**Activity**
Which lines hold the word "representation"? Copy each of them from the material.

Start of Records for this exercise

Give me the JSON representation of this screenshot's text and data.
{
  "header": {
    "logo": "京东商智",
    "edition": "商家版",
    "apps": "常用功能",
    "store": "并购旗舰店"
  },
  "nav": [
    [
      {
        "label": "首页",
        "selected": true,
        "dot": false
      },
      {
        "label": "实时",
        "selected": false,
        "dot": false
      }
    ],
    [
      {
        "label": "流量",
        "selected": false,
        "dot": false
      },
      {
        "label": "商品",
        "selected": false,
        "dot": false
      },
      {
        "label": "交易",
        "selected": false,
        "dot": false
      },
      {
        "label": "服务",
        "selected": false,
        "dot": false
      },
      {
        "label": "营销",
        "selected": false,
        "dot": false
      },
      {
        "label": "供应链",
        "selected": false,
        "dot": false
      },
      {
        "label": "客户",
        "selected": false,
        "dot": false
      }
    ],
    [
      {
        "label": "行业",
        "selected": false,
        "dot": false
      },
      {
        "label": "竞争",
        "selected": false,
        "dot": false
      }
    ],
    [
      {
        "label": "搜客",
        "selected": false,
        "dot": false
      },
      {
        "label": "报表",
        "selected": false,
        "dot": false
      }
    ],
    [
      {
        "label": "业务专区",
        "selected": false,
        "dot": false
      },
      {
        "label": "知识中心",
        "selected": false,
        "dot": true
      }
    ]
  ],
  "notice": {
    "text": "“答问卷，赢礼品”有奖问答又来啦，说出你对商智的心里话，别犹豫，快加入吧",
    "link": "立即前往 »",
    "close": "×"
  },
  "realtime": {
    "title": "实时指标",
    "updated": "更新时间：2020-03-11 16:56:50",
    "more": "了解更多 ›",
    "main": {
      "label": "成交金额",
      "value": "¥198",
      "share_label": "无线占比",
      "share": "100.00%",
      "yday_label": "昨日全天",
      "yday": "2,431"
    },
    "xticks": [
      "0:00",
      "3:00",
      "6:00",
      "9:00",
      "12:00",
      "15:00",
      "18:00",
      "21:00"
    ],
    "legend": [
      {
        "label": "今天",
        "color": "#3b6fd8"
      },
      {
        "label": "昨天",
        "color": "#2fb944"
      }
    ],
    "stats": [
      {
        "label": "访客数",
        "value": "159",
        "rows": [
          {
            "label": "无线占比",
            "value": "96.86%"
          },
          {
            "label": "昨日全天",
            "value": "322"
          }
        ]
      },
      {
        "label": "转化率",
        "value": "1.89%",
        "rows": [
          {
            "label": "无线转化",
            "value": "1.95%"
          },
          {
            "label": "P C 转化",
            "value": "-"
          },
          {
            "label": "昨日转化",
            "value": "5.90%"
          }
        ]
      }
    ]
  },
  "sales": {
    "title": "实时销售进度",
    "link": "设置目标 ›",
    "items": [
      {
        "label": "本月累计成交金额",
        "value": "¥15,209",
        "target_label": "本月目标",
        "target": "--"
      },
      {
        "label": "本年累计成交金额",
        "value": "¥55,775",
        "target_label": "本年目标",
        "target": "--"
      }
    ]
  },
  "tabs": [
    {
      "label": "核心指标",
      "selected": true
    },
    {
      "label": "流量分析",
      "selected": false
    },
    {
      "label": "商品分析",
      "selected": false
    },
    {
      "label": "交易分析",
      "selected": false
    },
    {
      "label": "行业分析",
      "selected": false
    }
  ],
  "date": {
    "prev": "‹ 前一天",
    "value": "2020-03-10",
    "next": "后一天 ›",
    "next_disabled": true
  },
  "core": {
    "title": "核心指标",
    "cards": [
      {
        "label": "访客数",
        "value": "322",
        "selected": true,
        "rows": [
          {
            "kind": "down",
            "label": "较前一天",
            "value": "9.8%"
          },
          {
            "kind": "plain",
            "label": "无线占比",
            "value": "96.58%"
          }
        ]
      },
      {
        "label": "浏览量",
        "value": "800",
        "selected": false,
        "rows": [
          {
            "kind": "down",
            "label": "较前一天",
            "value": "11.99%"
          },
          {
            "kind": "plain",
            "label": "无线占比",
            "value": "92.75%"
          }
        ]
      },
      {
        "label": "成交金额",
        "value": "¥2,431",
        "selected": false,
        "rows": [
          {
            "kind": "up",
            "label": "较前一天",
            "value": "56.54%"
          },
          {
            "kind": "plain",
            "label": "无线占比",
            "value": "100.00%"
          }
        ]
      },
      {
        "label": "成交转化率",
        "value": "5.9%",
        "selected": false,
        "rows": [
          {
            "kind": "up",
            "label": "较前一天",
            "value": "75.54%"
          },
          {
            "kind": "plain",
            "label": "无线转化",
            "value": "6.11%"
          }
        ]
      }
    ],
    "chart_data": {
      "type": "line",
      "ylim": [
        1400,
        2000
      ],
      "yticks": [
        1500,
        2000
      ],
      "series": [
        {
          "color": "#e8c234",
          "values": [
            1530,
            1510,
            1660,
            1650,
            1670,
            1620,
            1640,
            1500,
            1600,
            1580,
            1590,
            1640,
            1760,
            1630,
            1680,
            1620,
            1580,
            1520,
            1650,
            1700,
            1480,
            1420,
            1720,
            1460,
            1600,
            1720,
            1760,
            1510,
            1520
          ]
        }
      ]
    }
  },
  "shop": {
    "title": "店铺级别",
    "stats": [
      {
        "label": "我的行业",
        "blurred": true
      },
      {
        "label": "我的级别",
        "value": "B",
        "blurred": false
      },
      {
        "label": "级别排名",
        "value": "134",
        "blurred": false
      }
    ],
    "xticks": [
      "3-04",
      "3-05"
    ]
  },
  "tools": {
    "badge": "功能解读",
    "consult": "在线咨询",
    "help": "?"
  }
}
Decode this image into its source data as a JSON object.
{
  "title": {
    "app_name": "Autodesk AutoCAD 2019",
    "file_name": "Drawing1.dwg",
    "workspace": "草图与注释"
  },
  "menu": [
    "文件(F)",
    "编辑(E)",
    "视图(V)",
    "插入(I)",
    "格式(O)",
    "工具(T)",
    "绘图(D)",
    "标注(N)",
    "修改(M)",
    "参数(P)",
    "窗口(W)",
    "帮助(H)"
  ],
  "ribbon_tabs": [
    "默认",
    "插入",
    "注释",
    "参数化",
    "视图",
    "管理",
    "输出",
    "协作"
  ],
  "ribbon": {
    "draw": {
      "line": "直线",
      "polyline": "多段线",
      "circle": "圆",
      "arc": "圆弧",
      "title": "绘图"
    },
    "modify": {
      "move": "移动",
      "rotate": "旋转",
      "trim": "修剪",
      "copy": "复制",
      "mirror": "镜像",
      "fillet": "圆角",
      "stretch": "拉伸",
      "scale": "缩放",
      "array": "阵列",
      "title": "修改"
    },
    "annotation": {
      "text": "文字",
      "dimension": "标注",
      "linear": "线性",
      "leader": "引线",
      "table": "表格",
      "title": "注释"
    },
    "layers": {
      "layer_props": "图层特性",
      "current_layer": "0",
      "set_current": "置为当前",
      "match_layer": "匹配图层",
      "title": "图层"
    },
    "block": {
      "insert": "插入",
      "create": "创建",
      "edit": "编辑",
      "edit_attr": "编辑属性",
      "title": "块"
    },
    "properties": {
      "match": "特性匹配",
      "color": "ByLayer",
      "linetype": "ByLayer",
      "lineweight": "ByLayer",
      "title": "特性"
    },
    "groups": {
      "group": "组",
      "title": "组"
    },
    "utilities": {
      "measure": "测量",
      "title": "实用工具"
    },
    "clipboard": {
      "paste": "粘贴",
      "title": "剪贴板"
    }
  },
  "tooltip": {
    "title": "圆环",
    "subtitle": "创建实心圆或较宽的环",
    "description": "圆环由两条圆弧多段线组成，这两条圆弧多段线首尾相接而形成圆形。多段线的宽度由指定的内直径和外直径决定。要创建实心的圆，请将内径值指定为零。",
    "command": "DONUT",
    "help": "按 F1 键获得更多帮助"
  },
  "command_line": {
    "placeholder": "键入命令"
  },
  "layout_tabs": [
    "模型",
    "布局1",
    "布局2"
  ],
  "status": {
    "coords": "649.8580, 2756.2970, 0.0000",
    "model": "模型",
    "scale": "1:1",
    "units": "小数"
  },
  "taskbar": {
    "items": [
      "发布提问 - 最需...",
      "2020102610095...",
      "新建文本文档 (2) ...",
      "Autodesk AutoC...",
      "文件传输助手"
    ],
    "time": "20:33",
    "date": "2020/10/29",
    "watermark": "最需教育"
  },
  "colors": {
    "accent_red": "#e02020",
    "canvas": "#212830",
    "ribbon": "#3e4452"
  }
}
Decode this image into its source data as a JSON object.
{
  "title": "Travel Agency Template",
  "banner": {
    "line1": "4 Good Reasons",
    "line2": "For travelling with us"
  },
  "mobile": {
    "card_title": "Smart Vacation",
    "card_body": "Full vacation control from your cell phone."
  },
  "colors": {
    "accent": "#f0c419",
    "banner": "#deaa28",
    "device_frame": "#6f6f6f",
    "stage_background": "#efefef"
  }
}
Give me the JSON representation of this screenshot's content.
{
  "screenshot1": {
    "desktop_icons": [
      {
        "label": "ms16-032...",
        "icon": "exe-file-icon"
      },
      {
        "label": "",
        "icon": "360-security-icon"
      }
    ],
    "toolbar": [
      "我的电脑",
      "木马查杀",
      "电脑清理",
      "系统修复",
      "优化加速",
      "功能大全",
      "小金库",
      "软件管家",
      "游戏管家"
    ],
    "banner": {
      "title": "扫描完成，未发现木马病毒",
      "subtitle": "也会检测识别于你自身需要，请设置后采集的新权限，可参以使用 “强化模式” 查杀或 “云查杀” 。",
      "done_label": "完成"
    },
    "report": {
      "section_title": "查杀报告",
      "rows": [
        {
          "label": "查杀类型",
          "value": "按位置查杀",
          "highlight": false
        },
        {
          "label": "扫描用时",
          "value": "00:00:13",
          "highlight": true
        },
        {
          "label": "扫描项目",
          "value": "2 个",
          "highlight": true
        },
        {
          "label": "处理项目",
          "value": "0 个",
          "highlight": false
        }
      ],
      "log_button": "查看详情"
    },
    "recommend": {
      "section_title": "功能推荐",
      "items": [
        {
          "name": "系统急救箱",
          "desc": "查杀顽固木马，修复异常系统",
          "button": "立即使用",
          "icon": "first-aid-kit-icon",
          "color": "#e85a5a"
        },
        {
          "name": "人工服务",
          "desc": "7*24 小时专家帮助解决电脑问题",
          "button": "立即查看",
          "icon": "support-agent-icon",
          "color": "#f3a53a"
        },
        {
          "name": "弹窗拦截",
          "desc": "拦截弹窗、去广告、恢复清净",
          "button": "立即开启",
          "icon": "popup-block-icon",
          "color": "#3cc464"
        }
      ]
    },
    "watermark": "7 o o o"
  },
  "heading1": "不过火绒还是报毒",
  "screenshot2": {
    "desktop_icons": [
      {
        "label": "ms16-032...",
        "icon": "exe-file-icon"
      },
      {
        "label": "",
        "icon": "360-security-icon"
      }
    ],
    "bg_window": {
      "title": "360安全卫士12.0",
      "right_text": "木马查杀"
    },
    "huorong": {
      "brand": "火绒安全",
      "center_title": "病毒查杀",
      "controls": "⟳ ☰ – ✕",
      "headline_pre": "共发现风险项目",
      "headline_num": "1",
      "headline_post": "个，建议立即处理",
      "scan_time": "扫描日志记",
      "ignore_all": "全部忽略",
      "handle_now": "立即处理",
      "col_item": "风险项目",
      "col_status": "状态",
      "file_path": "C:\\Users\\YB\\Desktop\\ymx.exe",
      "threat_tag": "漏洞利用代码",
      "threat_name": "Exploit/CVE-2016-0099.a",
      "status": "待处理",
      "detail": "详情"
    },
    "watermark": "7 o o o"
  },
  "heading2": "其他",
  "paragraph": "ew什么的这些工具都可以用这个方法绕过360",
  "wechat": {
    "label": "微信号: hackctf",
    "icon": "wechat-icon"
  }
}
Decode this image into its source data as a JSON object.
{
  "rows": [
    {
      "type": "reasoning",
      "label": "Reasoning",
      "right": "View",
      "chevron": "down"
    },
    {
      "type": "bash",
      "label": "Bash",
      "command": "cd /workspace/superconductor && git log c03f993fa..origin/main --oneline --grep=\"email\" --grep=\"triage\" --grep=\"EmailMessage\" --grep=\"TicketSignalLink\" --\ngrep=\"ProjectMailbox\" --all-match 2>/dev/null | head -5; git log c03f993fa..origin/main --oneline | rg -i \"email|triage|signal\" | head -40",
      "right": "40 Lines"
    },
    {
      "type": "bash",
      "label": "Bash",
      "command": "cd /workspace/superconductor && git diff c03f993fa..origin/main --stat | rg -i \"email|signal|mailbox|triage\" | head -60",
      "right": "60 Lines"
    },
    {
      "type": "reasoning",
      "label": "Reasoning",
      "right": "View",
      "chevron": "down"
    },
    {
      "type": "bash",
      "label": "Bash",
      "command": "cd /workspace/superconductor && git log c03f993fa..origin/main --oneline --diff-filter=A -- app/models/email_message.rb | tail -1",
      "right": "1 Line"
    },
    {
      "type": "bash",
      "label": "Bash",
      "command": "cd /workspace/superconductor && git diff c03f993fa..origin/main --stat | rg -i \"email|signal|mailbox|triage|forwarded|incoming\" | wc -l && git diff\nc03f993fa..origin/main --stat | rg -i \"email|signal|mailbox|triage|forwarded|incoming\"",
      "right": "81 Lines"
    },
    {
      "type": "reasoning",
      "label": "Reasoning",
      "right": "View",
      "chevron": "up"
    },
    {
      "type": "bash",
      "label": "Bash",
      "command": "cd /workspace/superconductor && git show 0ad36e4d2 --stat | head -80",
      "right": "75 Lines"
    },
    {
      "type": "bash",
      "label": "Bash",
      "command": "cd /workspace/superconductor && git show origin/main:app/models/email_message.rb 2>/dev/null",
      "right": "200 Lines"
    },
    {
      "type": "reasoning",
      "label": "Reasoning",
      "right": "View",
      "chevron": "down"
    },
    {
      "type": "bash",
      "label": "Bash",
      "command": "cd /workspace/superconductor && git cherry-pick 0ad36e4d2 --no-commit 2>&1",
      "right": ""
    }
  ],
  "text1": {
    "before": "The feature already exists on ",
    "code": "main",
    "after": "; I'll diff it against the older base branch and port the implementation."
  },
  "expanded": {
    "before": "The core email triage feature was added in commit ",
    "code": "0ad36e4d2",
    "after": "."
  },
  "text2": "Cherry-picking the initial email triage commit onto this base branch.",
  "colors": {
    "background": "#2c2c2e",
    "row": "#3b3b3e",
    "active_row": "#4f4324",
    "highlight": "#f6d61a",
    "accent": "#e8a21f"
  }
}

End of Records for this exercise

**Result**
Give me the JSON representation of this screenshot's text and data.
Give me the JSON representation of this screenshot's content.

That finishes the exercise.